As Commander-in-Chief, Cunningham’s main concern was for the safety of convoys heading for Egypt and that of Malta, whose significance he fully appreciated, and conducted an aggressive policy against the Italian Fleet, with victories at Calabria, Taranto and Cape Matapan. He was also able to provide valuable support to ground operations, especially in both the campaigns in Greece and Crete where the Royal Navy evacuated thousands of Allied troops against powerful opposition from the Luftwaffe. On 21 October 1943 he became First Sea Lord of the Admiralty after the death of Dudley Pound and Chief of the Naval Staff until 1945. He also served under General Dwight D Eisenhower, the Supreme Commander, Allied Expeditionary Force and commanded the large fleet that covered the Anglo-American landings in North Africa (Operation Torch in November 1942) and then the naval forces used in the joint Anglo-American amphibious invasions of Sicily (Operation Husky in July 1943) and Italy (Operation Baytown and Operation Avalanche in September 1943).
Cunningham had been made a Knight Commander of the Bath in 1939. In 1945 he was made a Knight of the Thistle and was elevated to the House of Lords as Baron Cunningham of Hyndhope, Kirkhope, county of Selkirk. In 1946 he was made a Viscount and admitted to the Order of Merit. He acted as Lord High Steward during the coronation of Queen Elizabeth II in 1953 and was Lord High Commissioner to the General Assembly of the Church of Scotland. He died suddenly in London on 12 June 1963 after attending a meeting at the Admiralty. He was buried at sea off the Nab Tower, Portsmouth from HMS Hampshire. Highly regarded by both contemporaries and subordinates, General Dwight D Eisenhower said of him in his diary:
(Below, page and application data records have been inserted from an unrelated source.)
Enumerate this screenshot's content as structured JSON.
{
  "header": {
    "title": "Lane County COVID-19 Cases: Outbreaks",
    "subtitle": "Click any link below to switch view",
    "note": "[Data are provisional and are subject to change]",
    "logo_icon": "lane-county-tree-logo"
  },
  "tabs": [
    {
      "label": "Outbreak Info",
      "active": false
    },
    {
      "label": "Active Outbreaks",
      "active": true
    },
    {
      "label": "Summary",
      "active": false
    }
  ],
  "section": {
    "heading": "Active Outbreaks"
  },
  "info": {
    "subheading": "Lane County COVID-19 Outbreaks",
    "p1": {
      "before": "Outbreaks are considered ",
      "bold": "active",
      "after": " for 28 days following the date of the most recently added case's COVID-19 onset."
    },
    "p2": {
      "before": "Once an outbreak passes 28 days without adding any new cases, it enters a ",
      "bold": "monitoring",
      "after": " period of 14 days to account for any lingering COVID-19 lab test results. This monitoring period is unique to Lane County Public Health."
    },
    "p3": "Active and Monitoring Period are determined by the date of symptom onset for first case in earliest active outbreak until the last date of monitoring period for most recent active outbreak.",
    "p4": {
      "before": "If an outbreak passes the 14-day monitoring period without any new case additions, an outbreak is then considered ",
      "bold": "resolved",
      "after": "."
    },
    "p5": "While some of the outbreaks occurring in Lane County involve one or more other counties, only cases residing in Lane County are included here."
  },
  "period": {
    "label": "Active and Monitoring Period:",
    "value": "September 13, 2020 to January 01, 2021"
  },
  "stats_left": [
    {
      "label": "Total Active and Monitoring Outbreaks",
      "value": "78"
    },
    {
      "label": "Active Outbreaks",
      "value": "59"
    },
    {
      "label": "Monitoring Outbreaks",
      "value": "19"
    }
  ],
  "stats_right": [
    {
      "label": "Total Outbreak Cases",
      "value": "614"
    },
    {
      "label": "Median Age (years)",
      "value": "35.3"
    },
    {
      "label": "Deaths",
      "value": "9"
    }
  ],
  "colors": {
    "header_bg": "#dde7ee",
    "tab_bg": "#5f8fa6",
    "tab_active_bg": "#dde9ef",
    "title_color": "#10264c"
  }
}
"Admiral Sir Andrew Browne Cunningham. He remains in my opinion at the top of my subordinates in absolute selflessness, energy, devotion to duty, knowledge of his task, and in understanding of the requirements of allied operations. My opinions as to his superior qualifications have never wavered for a second."